>>
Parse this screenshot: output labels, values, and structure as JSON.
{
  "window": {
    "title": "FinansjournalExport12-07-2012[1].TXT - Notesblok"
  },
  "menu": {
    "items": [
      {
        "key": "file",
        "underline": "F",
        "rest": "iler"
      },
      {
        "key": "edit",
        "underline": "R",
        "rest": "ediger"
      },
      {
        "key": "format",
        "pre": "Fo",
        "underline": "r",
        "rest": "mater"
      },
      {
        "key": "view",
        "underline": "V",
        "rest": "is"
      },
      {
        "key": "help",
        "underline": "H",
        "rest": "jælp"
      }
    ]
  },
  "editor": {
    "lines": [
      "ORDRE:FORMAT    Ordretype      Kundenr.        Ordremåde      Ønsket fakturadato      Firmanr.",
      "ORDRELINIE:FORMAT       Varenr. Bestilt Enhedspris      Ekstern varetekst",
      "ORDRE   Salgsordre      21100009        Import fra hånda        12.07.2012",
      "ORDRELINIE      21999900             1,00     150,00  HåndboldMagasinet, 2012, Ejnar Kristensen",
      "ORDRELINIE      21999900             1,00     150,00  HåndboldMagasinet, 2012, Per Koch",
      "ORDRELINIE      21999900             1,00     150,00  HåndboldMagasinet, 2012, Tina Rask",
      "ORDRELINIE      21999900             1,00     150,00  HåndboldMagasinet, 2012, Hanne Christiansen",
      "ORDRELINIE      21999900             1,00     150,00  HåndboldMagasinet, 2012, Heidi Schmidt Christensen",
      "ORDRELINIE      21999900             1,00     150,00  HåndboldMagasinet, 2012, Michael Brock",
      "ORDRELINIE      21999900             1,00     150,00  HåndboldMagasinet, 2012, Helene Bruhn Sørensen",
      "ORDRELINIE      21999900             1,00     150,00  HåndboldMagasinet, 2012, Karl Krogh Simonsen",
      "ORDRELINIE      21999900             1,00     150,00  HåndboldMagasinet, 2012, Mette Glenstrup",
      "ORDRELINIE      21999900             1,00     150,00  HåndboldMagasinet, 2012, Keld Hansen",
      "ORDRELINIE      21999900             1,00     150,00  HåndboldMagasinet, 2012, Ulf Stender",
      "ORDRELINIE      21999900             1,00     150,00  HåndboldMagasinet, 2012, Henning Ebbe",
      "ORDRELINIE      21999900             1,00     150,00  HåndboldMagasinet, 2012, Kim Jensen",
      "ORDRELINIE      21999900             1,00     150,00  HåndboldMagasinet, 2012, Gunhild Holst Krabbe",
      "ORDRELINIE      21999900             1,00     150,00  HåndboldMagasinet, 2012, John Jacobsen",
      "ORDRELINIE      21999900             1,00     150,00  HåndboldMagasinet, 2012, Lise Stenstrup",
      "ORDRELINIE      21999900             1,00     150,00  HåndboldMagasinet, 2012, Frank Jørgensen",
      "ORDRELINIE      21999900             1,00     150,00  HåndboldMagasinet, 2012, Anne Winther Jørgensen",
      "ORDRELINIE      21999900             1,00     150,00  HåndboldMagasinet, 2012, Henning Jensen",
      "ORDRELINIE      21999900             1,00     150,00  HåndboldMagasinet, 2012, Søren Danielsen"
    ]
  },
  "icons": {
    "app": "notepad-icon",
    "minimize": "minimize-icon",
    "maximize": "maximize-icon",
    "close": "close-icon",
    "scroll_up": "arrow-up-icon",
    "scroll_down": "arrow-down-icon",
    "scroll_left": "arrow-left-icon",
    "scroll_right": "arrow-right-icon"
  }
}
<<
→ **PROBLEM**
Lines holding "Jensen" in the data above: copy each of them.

→ **ANSWER AREA**
      "ORDRELINIE      21999900             1,00     150,00  HåndboldMagasinet, 2012, Kim Jensen",
      "ORDRELINIE      21999900             1,00     150,00  HåndboldMagasinet, 2012, Henning Jensen",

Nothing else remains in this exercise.